[PROVIDED RECORDS]

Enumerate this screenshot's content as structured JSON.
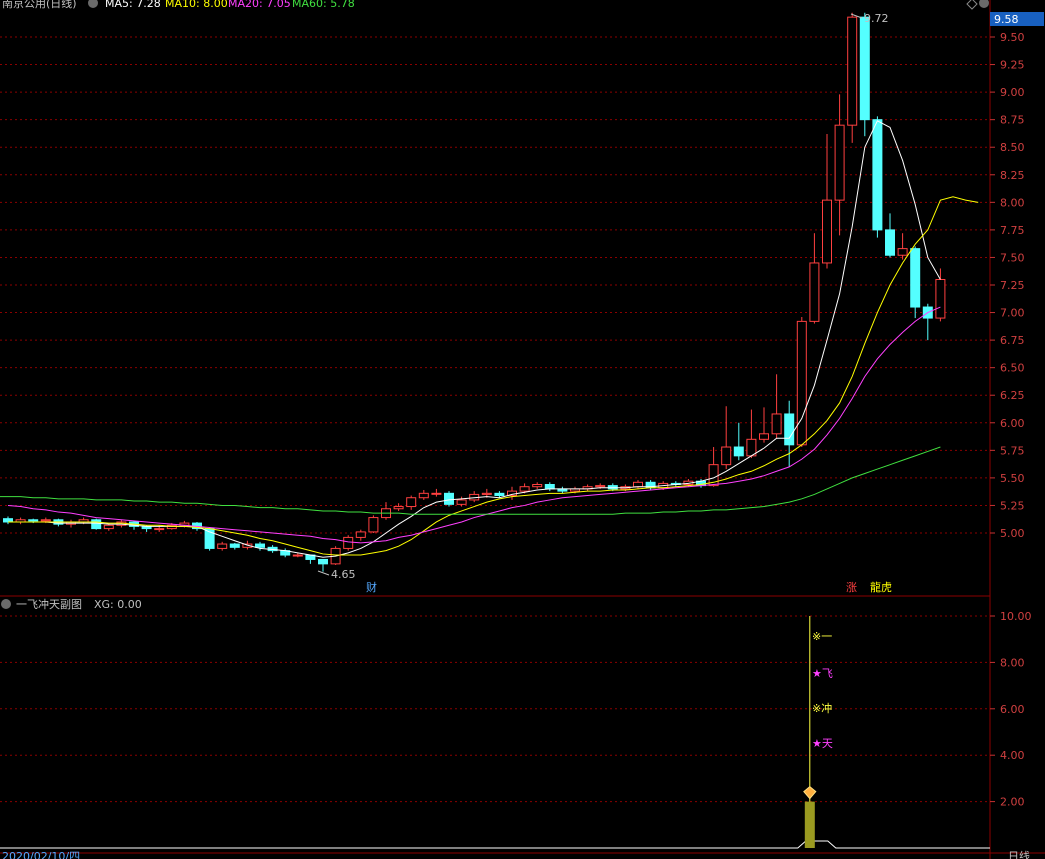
{
  "main_header": {
    "title": "南京公用(日线)",
    "ma5": "MA5: 7.28",
    "ma10": "MA10: 8.00",
    "ma20": "MA20: 7.05",
    "ma60": "MA60: 5.78"
  },
  "price_box": "9.58",
  "high_label": "9.72",
  "low_label": "4.65",
  "markers": {
    "cai": "财",
    "zhang": "涨",
    "longhu": "龍虎"
  },
  "sub_header": {
    "title": "一飞冲天副图",
    "xg": "XG: 0.00"
  },
  "signals": [
    "※一",
    "★飞",
    "※冲",
    "★天"
  ],
  "bottom_bar": {
    "date": "2020/02/10/四",
    "period": "日线"
  },
  "colors": {
    "up": "#ff4040",
    "down": "#54ffff",
    "ma5": "#ffffff",
    "ma10": "#ffff00",
    "ma20": "#ff40ff",
    "ma60": "#40e040",
    "grid": "#8b0000",
    "axis": "#c83232"
  },
  "chart_data": [
    {
      "type": "candlestick",
      "title": "南京公用(日线)",
      "y_ticks": [
        5.0,
        5.25,
        5.5,
        5.75,
        6.0,
        6.25,
        6.5,
        6.75,
        7.0,
        7.25,
        7.5,
        7.75,
        8.0,
        8.25,
        8.5,
        8.75,
        9.0,
        9.25,
        9.5
      ],
      "ylim": [
        4.45,
        9.78
      ],
      "candles": [
        [
          5.13,
          5.1,
          5.15,
          5.08
        ],
        [
          5.1,
          5.12,
          5.14,
          5.08
        ],
        [
          5.12,
          5.11,
          5.13,
          5.09
        ],
        [
          5.11,
          5.12,
          5.14,
          5.09
        ],
        [
          5.12,
          5.08,
          5.13,
          5.06
        ],
        [
          5.08,
          5.1,
          5.12,
          5.05
        ],
        [
          5.1,
          5.12,
          5.14,
          5.08
        ],
        [
          5.12,
          5.04,
          5.13,
          5.03
        ],
        [
          5.04,
          5.07,
          5.09,
          5.02
        ],
        [
          5.07,
          5.1,
          5.12,
          5.05
        ],
        [
          5.1,
          5.06,
          5.11,
          5.03
        ],
        [
          5.06,
          5.04,
          5.07,
          5.01
        ],
        [
          5.04,
          5.04,
          5.07,
          5.01
        ],
        [
          5.04,
          5.07,
          5.09,
          5.03
        ],
        [
          5.07,
          5.09,
          5.11,
          5.05
        ],
        [
          5.09,
          5.04,
          5.1,
          5.02
        ],
        [
          5.04,
          4.86,
          5.05,
          4.84
        ],
        [
          4.86,
          4.9,
          4.92,
          4.84
        ],
        [
          4.9,
          4.87,
          4.91,
          4.85
        ],
        [
          4.87,
          4.9,
          4.93,
          4.85
        ],
        [
          4.9,
          4.87,
          4.92,
          4.84
        ],
        [
          4.87,
          4.84,
          4.89,
          4.82
        ],
        [
          4.84,
          4.8,
          4.86,
          4.78
        ],
        [
          4.8,
          4.8,
          4.82,
          4.78
        ],
        [
          4.8,
          4.76,
          4.8,
          4.72
        ],
        [
          4.76,
          4.72,
          4.76,
          4.65
        ],
        [
          4.72,
          4.86,
          4.88,
          4.71
        ],
        [
          4.86,
          4.96,
          4.98,
          4.84
        ],
        [
          4.96,
          5.01,
          5.03,
          4.93
        ],
        [
          5.01,
          5.14,
          5.16,
          5.0
        ],
        [
          5.14,
          5.22,
          5.28,
          5.12
        ],
        [
          5.22,
          5.24,
          5.27,
          5.2
        ],
        [
          5.24,
          5.32,
          5.34,
          5.21
        ],
        [
          5.32,
          5.36,
          5.39,
          5.3
        ],
        [
          5.36,
          5.36,
          5.4,
          5.33
        ],
        [
          5.36,
          5.26,
          5.38,
          5.24
        ],
        [
          5.26,
          5.3,
          5.33,
          5.24
        ],
        [
          5.3,
          5.35,
          5.38,
          5.28
        ],
        [
          5.35,
          5.36,
          5.4,
          5.32
        ],
        [
          5.36,
          5.34,
          5.38,
          5.32
        ],
        [
          5.34,
          5.38,
          5.42,
          5.3
        ],
        [
          5.38,
          5.42,
          5.45,
          5.36
        ],
        [
          5.42,
          5.44,
          5.46,
          5.4
        ],
        [
          5.44,
          5.4,
          5.46,
          5.38
        ],
        [
          5.4,
          5.38,
          5.42,
          5.36
        ],
        [
          5.38,
          5.4,
          5.42,
          5.36
        ],
        [
          5.4,
          5.42,
          5.44,
          5.38
        ],
        [
          5.42,
          5.43,
          5.45,
          5.4
        ],
        [
          5.43,
          5.4,
          5.45,
          5.38
        ],
        [
          5.4,
          5.42,
          5.44,
          5.38
        ],
        [
          5.42,
          5.46,
          5.48,
          5.4
        ],
        [
          5.46,
          5.41,
          5.48,
          5.39
        ],
        [
          5.41,
          5.45,
          5.47,
          5.39
        ],
        [
          5.45,
          5.44,
          5.47,
          5.42
        ],
        [
          5.44,
          5.47,
          5.49,
          5.42
        ],
        [
          5.47,
          5.43,
          5.49,
          5.41
        ],
        [
          5.43,
          5.62,
          5.78,
          5.42
        ],
        [
          5.62,
          5.78,
          6.15,
          5.58
        ],
        [
          5.78,
          5.7,
          6.0,
          5.66
        ],
        [
          5.7,
          5.85,
          6.12,
          5.68
        ],
        [
          5.85,
          5.9,
          6.14,
          5.82
        ],
        [
          5.9,
          6.08,
          6.44,
          5.86
        ],
        [
          6.08,
          5.8,
          6.2,
          5.6
        ],
        [
          5.8,
          6.92,
          6.96,
          5.78
        ],
        [
          6.92,
          7.45,
          7.72,
          6.9
        ],
        [
          7.45,
          8.02,
          8.62,
          7.4
        ],
        [
          8.02,
          8.7,
          8.98,
          7.7
        ],
        [
          8.7,
          9.68,
          9.72,
          8.54
        ],
        [
          9.68,
          8.75,
          9.72,
          8.6
        ],
        [
          8.75,
          7.75,
          8.78,
          7.68
        ],
        [
          7.75,
          7.52,
          7.9,
          7.5
        ],
        [
          7.52,
          7.58,
          7.72,
          7.48
        ],
        [
          7.58,
          7.05,
          7.6,
          6.95
        ],
        [
          7.05,
          6.95,
          7.08,
          6.75
        ],
        [
          6.95,
          7.3,
          7.4,
          6.92
        ]
      ],
      "ma5": [
        5.1,
        5.1,
        5.1,
        5.1,
        5.09,
        5.09,
        5.09,
        5.09,
        5.08,
        5.08,
        5.07,
        5.06,
        5.06,
        5.06,
        5.06,
        5.06,
        5.01,
        4.97,
        4.93,
        4.89,
        4.86,
        4.85,
        4.84,
        4.82,
        4.8,
        4.78,
        4.79,
        4.82,
        4.86,
        4.92,
        5.0,
        5.08,
        5.15,
        5.23,
        5.28,
        5.3,
        5.31,
        5.32,
        5.33,
        5.32,
        5.35,
        5.37,
        5.39,
        5.4,
        5.4,
        5.4,
        5.4,
        5.41,
        5.41,
        5.41,
        5.42,
        5.42,
        5.43,
        5.44,
        5.45,
        5.47,
        5.5,
        5.56,
        5.63,
        5.7,
        5.77,
        5.86,
        5.86,
        6.04,
        6.34,
        6.75,
        7.17,
        7.78,
        8.5,
        8.74,
        8.68,
        8.38,
        7.98,
        7.5,
        7.3
      ],
      "ma10": [
        5.1,
        5.1,
        5.1,
        5.1,
        5.1,
        5.1,
        5.1,
        5.1,
        5.09,
        5.09,
        5.08,
        5.07,
        5.07,
        5.06,
        5.06,
        5.05,
        5.04,
        5.02,
        5.0,
        4.98,
        4.95,
        4.93,
        4.9,
        4.87,
        4.84,
        4.81,
        4.8,
        4.8,
        4.8,
        4.82,
        4.84,
        4.88,
        4.94,
        5.02,
        5.1,
        5.16,
        5.2,
        5.24,
        5.28,
        5.31,
        5.33,
        5.34,
        5.35,
        5.36,
        5.36,
        5.37,
        5.38,
        5.38,
        5.39,
        5.39,
        5.4,
        5.41,
        5.41,
        5.42,
        5.43,
        5.44,
        5.46,
        5.49,
        5.53,
        5.56,
        5.61,
        5.67,
        5.72,
        5.8,
        5.9,
        6.02,
        6.18,
        6.42,
        6.72,
        7.0,
        7.25,
        7.45,
        7.62,
        7.75,
        8.02,
        8.05,
        8.02,
        8.0
      ],
      "ma20": [
        5.25,
        5.24,
        5.22,
        5.21,
        5.19,
        5.18,
        5.16,
        5.14,
        5.13,
        5.12,
        5.11,
        5.1,
        5.09,
        5.08,
        5.07,
        5.06,
        5.05,
        5.04,
        5.03,
        5.02,
        5.01,
        5.0,
        4.99,
        4.98,
        4.97,
        4.95,
        4.94,
        4.92,
        4.91,
        4.92,
        4.93,
        4.96,
        4.98,
        5.01,
        5.04,
        5.07,
        5.1,
        5.14,
        5.17,
        5.2,
        5.23,
        5.25,
        5.28,
        5.3,
        5.32,
        5.33,
        5.34,
        5.35,
        5.36,
        5.37,
        5.38,
        5.39,
        5.4,
        5.41,
        5.42,
        5.43,
        5.44,
        5.45,
        5.47,
        5.49,
        5.52,
        5.56,
        5.6,
        5.67,
        5.76,
        5.89,
        6.04,
        6.22,
        6.42,
        6.58,
        6.71,
        6.82,
        6.92,
        7.0,
        7.05
      ],
      "ma60": [
        5.33,
        5.33,
        5.32,
        5.32,
        5.31,
        5.31,
        5.31,
        5.3,
        5.3,
        5.3,
        5.29,
        5.29,
        5.28,
        5.28,
        5.27,
        5.27,
        5.26,
        5.25,
        5.25,
        5.24,
        5.23,
        5.23,
        5.22,
        5.22,
        5.21,
        5.2,
        5.2,
        5.19,
        5.19,
        5.18,
        5.18,
        5.18,
        5.17,
        5.17,
        5.17,
        5.17,
        5.17,
        5.17,
        5.17,
        5.17,
        5.17,
        5.17,
        5.17,
        5.17,
        5.17,
        5.17,
        5.17,
        5.17,
        5.17,
        5.18,
        5.18,
        5.18,
        5.19,
        5.19,
        5.2,
        5.2,
        5.21,
        5.21,
        5.22,
        5.23,
        5.24,
        5.26,
        5.28,
        5.31,
        5.35,
        5.4,
        5.45,
        5.5,
        5.54,
        5.58,
        5.62,
        5.66,
        5.7,
        5.74,
        5.78
      ],
      "ma_note": "MA lines plotted across candles; colors white/yellow/magenta/green"
    },
    {
      "type": "bar",
      "title": "一飞冲天副图",
      "y_ticks": [
        2.0,
        4.0,
        6.0,
        8.0,
        10.0
      ],
      "ylim": [
        0,
        10.5
      ],
      "signal_bar_value": 2.0,
      "signal_line_value": 10.0,
      "baseline_value": 0.0
    }
  ]
}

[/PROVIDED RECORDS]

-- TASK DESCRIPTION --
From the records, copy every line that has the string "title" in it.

-- RESULT BELOW --
    "title": "南京公用(日线)",
    "title": "一飞冲天副图",
      "title": "南京公用(日线)",
      "title": "一飞冲天副图",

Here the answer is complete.